“Today’s decision is based on the fact that, in their current form, certain BlackBerry services allow users to act without any legal accountability, causing judicial, social and national-security concerns,” continued the government’s statement. According to al-Ghanem, “It’s a final decision,” but they are continuing discussions with Canadian-based Research in Motion (RIM), makers of the BlackBerry device.
At the heart of the ban is the method in which RIM handles BlackBerry data. Unlike most phones, BlackBerry data is encrypted and routed overseas through RIM’s network center in Canada. This has been a major point of contention for several nations, including the UAE, Saudi Arabia and India, because it means that these nations cannot monitor the encrypted data being sent. According to The Wall Street Journal, the ban came after RIM rejected the idea of setting up a proxy server within the UAE.
Much of the issue seems to surround the issues of crime and terrorism. Without the ability to monitor data, the UAE would have to rely on RIM to hand over data for criminal investigations. Some also believe the move is meant to give the UAE stronger control over the nation’s information flow, although the UAE’s telecom chief said that censorship played no part in the decision.
Within hours of the announcement, Saudi Arabian telecoms and a government official said that the Arab nation would be banning the BlackBerry Messenger feature. While both Saudi Arabia and the UAE are relatively small markets for RIM, the ban could be a catalyst for action by India, which is also in a dispute with the BlackBerry maker over how it handles data.

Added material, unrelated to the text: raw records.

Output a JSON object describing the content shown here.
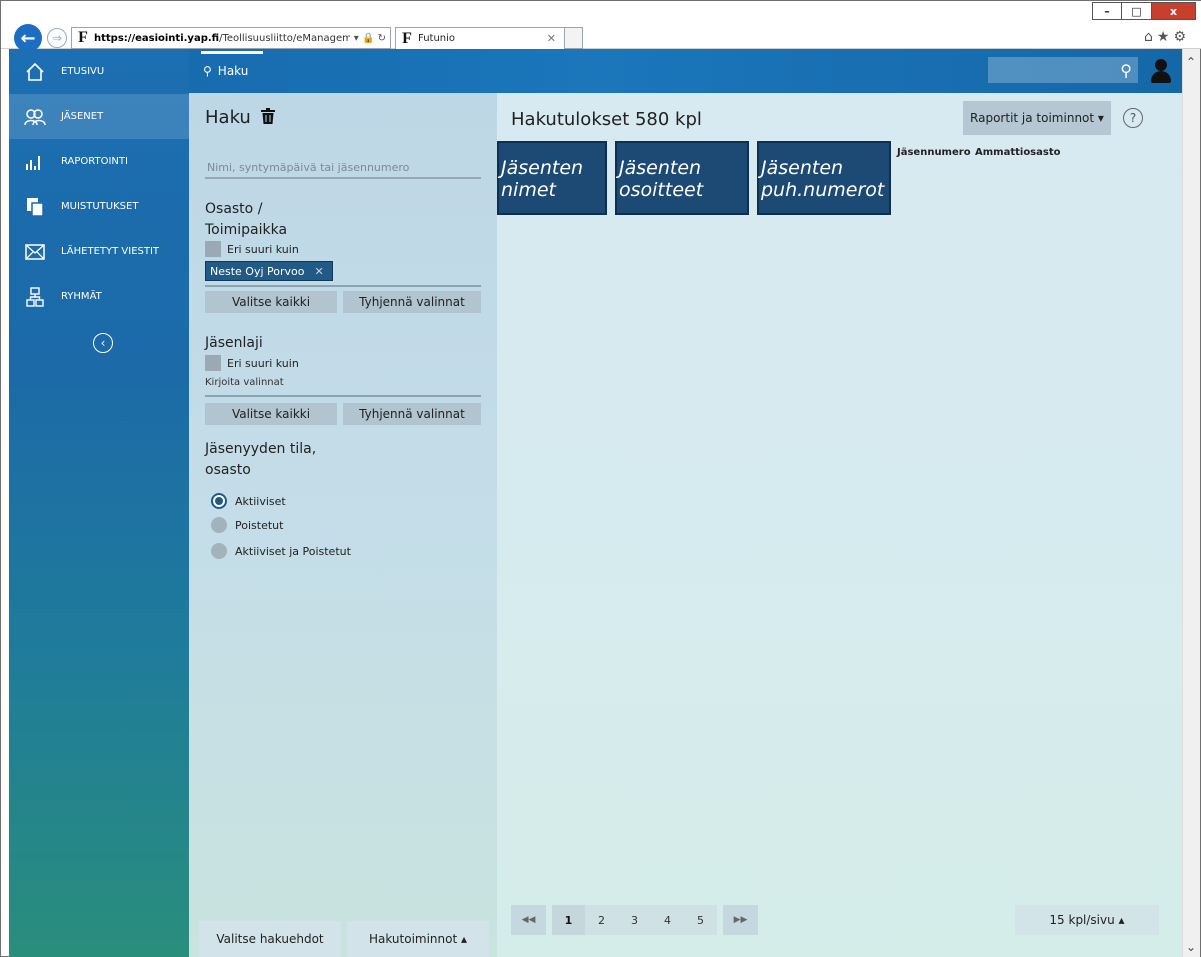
{
  "browser": {
    "url_host": "https://easiointi.yap.fi",
    "url_path": "/Teollisuusliitto/eManagement#/se",
    "tab_title": "Futunio",
    "favicon_letter": "F",
    "win_min": "–",
    "win_max": "□",
    "win_close": "x"
  },
  "appbar": {
    "home_label": "ETUSIVU",
    "search_tab": "Haku"
  },
  "sidebar": {
    "items": [
      {
        "label": "ETUSIVU",
        "icon": "home-icon"
      },
      {
        "label": "JÄSENET",
        "icon": "members-icon"
      },
      {
        "label": "RAPORTOINTI",
        "icon": "chart-icon"
      },
      {
        "label": "MUISTUTUKSET",
        "icon": "reminder-icon"
      },
      {
        "label": "LÄHETETYT VIESTIT",
        "icon": "mail-icon"
      },
      {
        "label": "RYHMÄT",
        "icon": "groups-icon"
      }
    ]
  },
  "filter": {
    "title": "Haku",
    "search_placeholder": "Nimi, syntymäpäivä tai jäsennumero",
    "section1_title_line1": "Osasto /",
    "section1_title_line2": "Toimipaikka",
    "not_equal_label": "Eri suuri kuin",
    "chip_label": "Neste Oyj Porvoo",
    "select_all": "Valitse kaikki",
    "clear_selections": "Tyhjennä valinnat",
    "section2_title": "Jäsenlaji",
    "type_selections": "Kirjoita valinnat",
    "section3_title_line1": "Jäsenyyden tila,",
    "section3_title_line2": "osasto",
    "radio_options": [
      "Aktiiviset",
      "Poistetut",
      "Aktiiviset ja Poistetut"
    ],
    "radio_selected": "Aktiiviset",
    "bottom_left": "Valitse hakuehdot",
    "bottom_right": "Hakutoiminnot ▴"
  },
  "results": {
    "title": "Hakutulokset 580 kpl",
    "reports_button": "Raportit ja toiminnot ▾",
    "help": "?",
    "column_boxes": [
      "Jäsenten nimet",
      "Jäsenten osoitteet",
      "Jäsenten puh.numerot"
    ],
    "column_headers": [
      "Jäsennumero",
      "Ammattiosasto"
    ],
    "pager": {
      "first": "◀◀",
      "pages": [
        "1",
        "2",
        "3",
        "4",
        "5"
      ],
      "current": "1",
      "next": "▶▶"
    },
    "per_page": "15 kpl/sivu ▴"
  }
}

We have reached out to RIM for comment. In the meantime, we want to hear your opinion: is the UAE’s ban of BlackBerry services justified? Let us know your opinion in the comments.